“Give the patient a voice when re-organising clinical regulatory practice,” DIA’s global and European directors urged.
Speaking to Outsourcing-Pharma at this year’s DIA (Drug Information Association) Euromeeting, European director Brigitte Franke-Bray and worldwide executive director Paul Pomerantz said the patient is fast becoming an equal stakeholder in the pharmaceutical business.
By listening to patient organisations, they said, the other silos can get a much needed fresh perspective on the decision making process. Franke-Bray said: “They (the regulators) have to come together. And I think they also have to give a voice to the patient, and we are now seeing that.”
She cited the DIA’s involvement in the recently launched consortium EUPATI (European Patients' Academy on Therapeutic Innovation) as an example of the kind of “new wave” forum the industry should work towards in the future.

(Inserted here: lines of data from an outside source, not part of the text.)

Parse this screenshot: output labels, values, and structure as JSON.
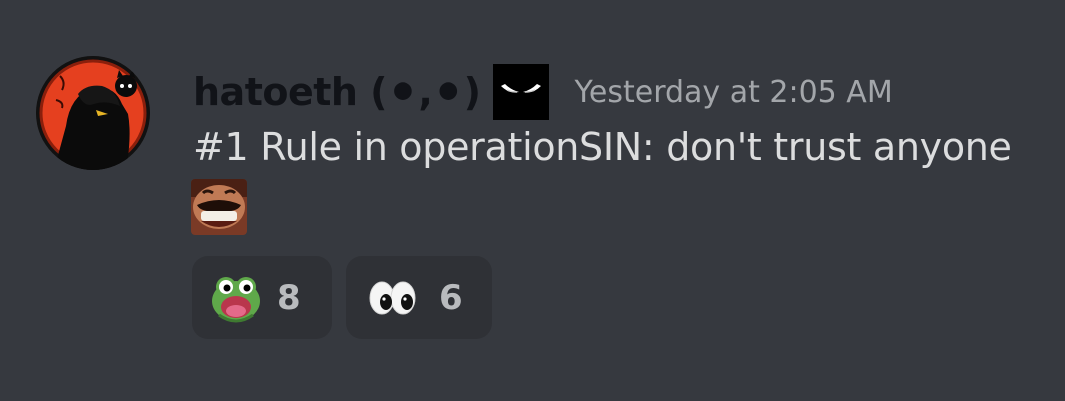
{
  "message": {
    "username": "hatoeth (⚫,⚫)",
    "username_icon": "glowing-eyes-icon",
    "timestamp": "Yesterday at 2:05 AM",
    "content": "#1 Rule in operationSIN: don't trust anyone",
    "inline_emoji": "laughing-man-emoji",
    "avatar": "avatar-dark-figure-red-circle"
  },
  "reactions": [
    {
      "emoji": "pepe-frog-emoji",
      "count": "8"
    },
    {
      "emoji": "eyes-emoji",
      "count": "6"
    }
  ],
  "colors": {
    "background": "#36393f",
    "reaction_bg": "#2f3136",
    "text": "#dcddde",
    "timestamp": "#a3a6aa",
    "username": "#111318"
  }
}
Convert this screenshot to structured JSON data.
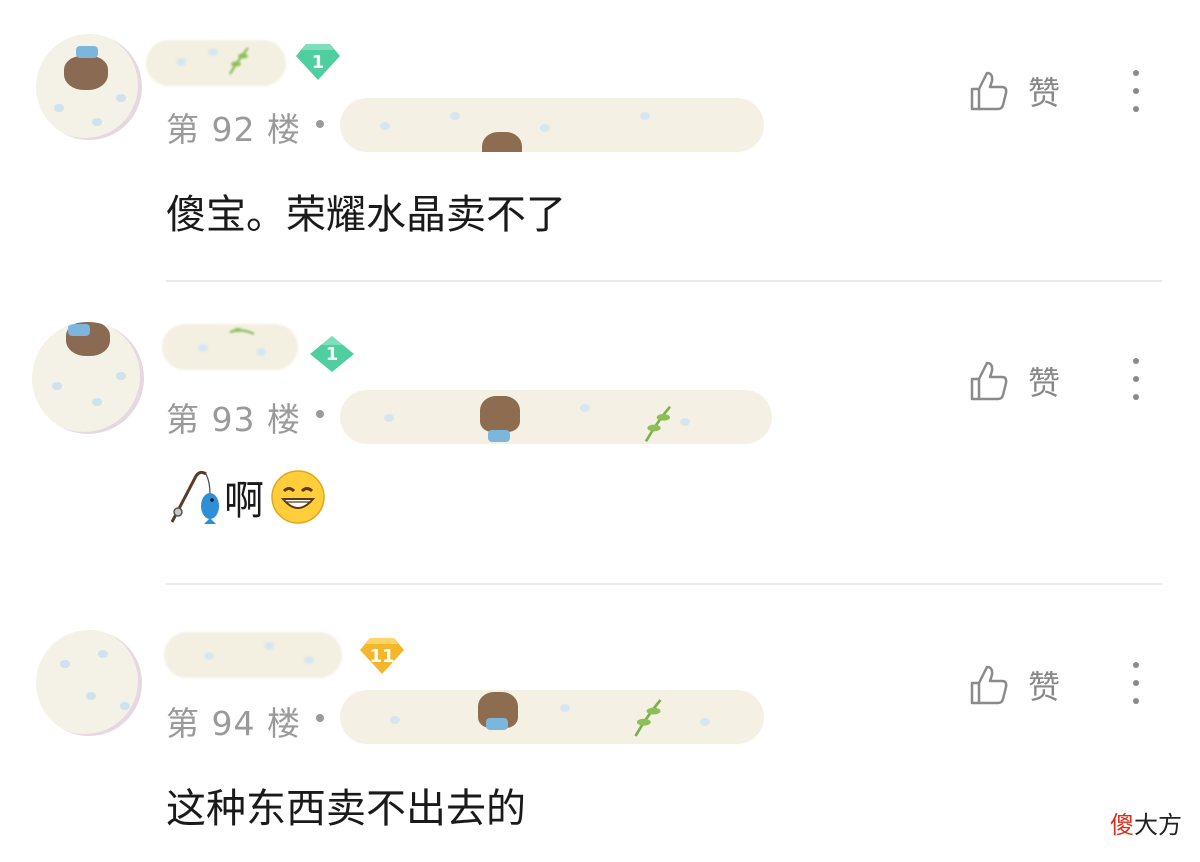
{
  "comments": [
    {
      "floor": "第 92 楼",
      "text": "傻宝。荣耀水晶卖不了",
      "level": "1",
      "like_label": "赞"
    },
    {
      "floor": "第 93 楼",
      "text": "啊",
      "level": "1",
      "like_label": "赞"
    },
    {
      "floor": "第 94 楼",
      "text": "这种东西卖不出去的",
      "level": "11",
      "like_label": "赞"
    }
  ],
  "colors": {
    "level_green": "#4fcf9f",
    "level_gold": "#f5b72a",
    "floor_gray": "#9a9a9a",
    "watermark_red": "#d9301e"
  },
  "icons": [
    "thumbs-up-icon",
    "more-vertical-icon",
    "fishing-rod-emoji",
    "grinning-emoji",
    "level-badge-icon"
  ],
  "watermark": {
    "first": "傻",
    "rest": "大方"
  }
}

The academy is aimed at educating patient representatives in the design of clinical trials and regulatory matters, as well as improving ties between the four major stakeholders: the regulators, industry, academia and now, the patient.

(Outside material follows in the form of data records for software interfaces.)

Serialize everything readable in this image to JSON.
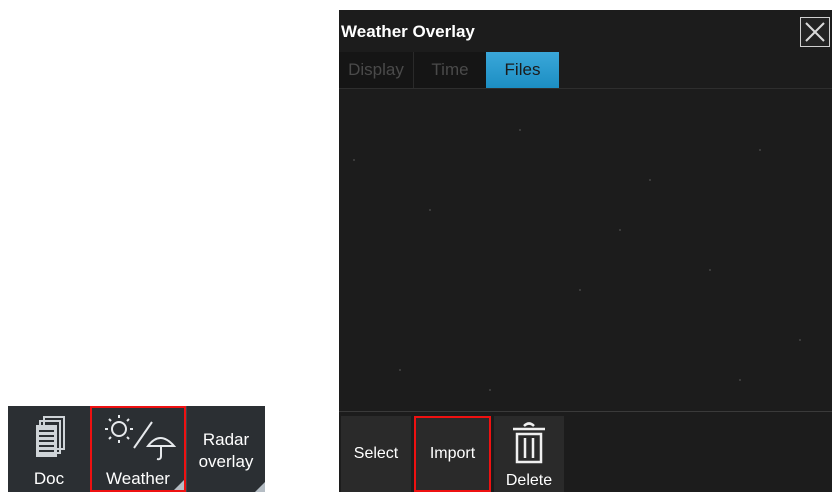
{
  "toolbar": {
    "items": [
      {
        "label": "Doc",
        "icon": "document-icon"
      },
      {
        "label": "Weather",
        "icon": "weather-sun-umbrella-icon",
        "highlighted": true
      },
      {
        "label": "Radar overlay",
        "label_line1": "Radar",
        "label_line2": "overlay",
        "icon": null
      }
    ]
  },
  "panel": {
    "title": "Weather Overlay",
    "close_icon": "close-icon",
    "tabs": [
      {
        "label": "Display",
        "active": false
      },
      {
        "label": "Time",
        "active": false
      },
      {
        "label": "Files",
        "active": true
      }
    ],
    "footer": {
      "select_label": "Select",
      "import_label": "Import",
      "delete_label": "Delete",
      "delete_icon": "trash-icon"
    }
  },
  "colors": {
    "highlight_box": "#ee1111",
    "active_tab": "#2a9bd0",
    "panel_bg": "#1c1c1c",
    "toolbar_bg": "#2b2f33"
  }
}
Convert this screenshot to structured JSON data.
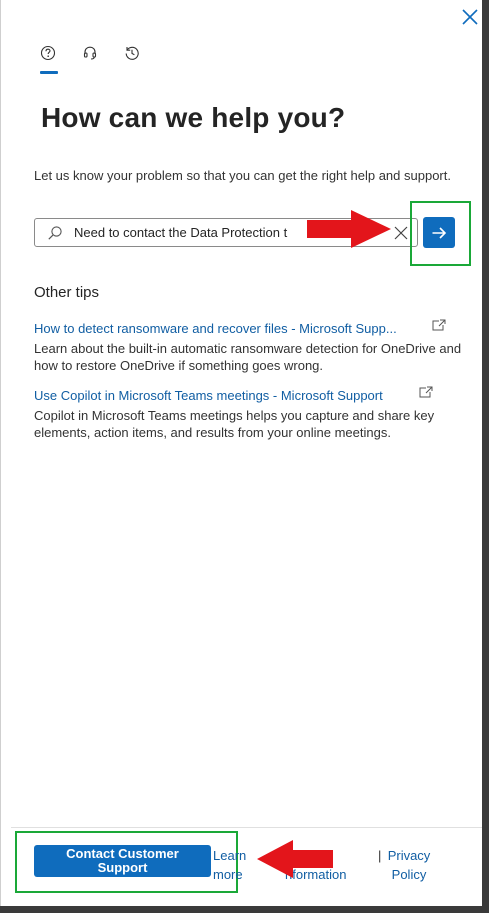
{
  "tabs": [
    {
      "icon": "help-icon",
      "active": true
    },
    {
      "icon": "headset-icon",
      "active": false
    },
    {
      "icon": "history-icon",
      "active": false
    }
  ],
  "title": "How can we help you?",
  "intro": "Let us know your problem so that you can get the right help and support.",
  "search": {
    "value": "Need to contact the Data Protection t",
    "clear_icon": "close-icon",
    "submit_icon": "arrow-right-icon"
  },
  "tips_heading": "Other tips",
  "tips": [
    {
      "title": "How to detect ransomware and recover files - Microsoft Supp...",
      "description": "Learn about the built-in automatic ransomware detection for OneDrive and how to restore OneDrive if something goes wrong."
    },
    {
      "title": "Use Copilot in Microsoft Teams meetings - Microsoft Support",
      "description": "Copilot in Microsoft Teams meetings helps you capture and share key elements, action items, and results from your online meetings."
    }
  ],
  "footer": {
    "contact_button": "Contact Customer Support",
    "learn_more": "Learn more",
    "information": "nformation",
    "separator": "|",
    "privacy": "Privacy Policy"
  },
  "colors": {
    "accent": "#0f6cbd",
    "link": "#115ea3",
    "annotation_red": "#e3151b",
    "annotation_green": "#1aa838"
  }
}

She said: “We have had a patient fellowship program since 2006 and a good relationship with patients through that program, but we have never really been exposed into direct discussions with patient organisations.

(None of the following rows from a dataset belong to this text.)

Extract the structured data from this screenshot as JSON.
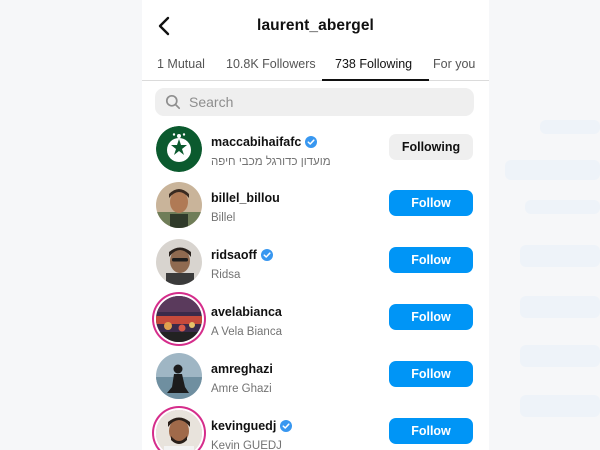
{
  "header": {
    "username": "laurent_abergel"
  },
  "tabs": [
    {
      "label": "1 Mutual"
    },
    {
      "label": "10.8K Followers"
    },
    {
      "label": "738 Following",
      "active": true
    },
    {
      "label": "For you"
    }
  ],
  "search": {
    "placeholder": "Search",
    "value": ""
  },
  "accounts": [
    {
      "handle": "maccabihaifafc",
      "name": "מועדון כדורגל מכבי חיפה",
      "verified": true,
      "button": "Following",
      "story_ring": false
    },
    {
      "handle": "billel_billou",
      "name": "Billel",
      "verified": false,
      "button": "Follow",
      "story_ring": false
    },
    {
      "handle": "ridsaoff",
      "name": "Ridsa",
      "verified": true,
      "button": "Follow",
      "story_ring": false
    },
    {
      "handle": "avelabianca",
      "name": "A Vela Bianca",
      "verified": false,
      "button": "Follow",
      "story_ring": true
    },
    {
      "handle": "amreghazi",
      "name": "Amre Ghazi",
      "verified": false,
      "button": "Follow",
      "story_ring": false
    },
    {
      "handle": "kevinguedj",
      "name": "Kevin GUEDJ",
      "verified": true,
      "button": "Follow",
      "story_ring": true
    }
  ],
  "colors": {
    "follow_blue": "#0095f6",
    "verified_blue": "#3897f0",
    "story_ring": "#d52d8b",
    "maccabi_green": "#0b5a2e"
  },
  "icons": {
    "back": "chevron-left-icon",
    "search": "search-icon",
    "verified": "verified-badge-icon"
  }
}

“By having come into this consortium it opened to the doors to hear a lot more and to hear a lot of different views that had been unknown to us before then. It’s a different angle and it has broadened our views again. We came down a level.”
Things to come
The DIA is now pushing for more measures which will help solidify patients as the fourth stakeholder.
Pomerantz said: “Patient organisations are very involved with DIA. Based on our patient fellowships in Europe, and our leadership in the EUPATI program we now have a fellowship in North America.”
Franke-Bray added that the association is also currently hoping to work with a new program similar to EUPATI, but focused on clinical research in India.
“Patient involvement is spreading even into India,” she said. “It’s much more difficult in a country likeIndiathanEurope, but it is happening. The patient everywhere wants more rights and power.”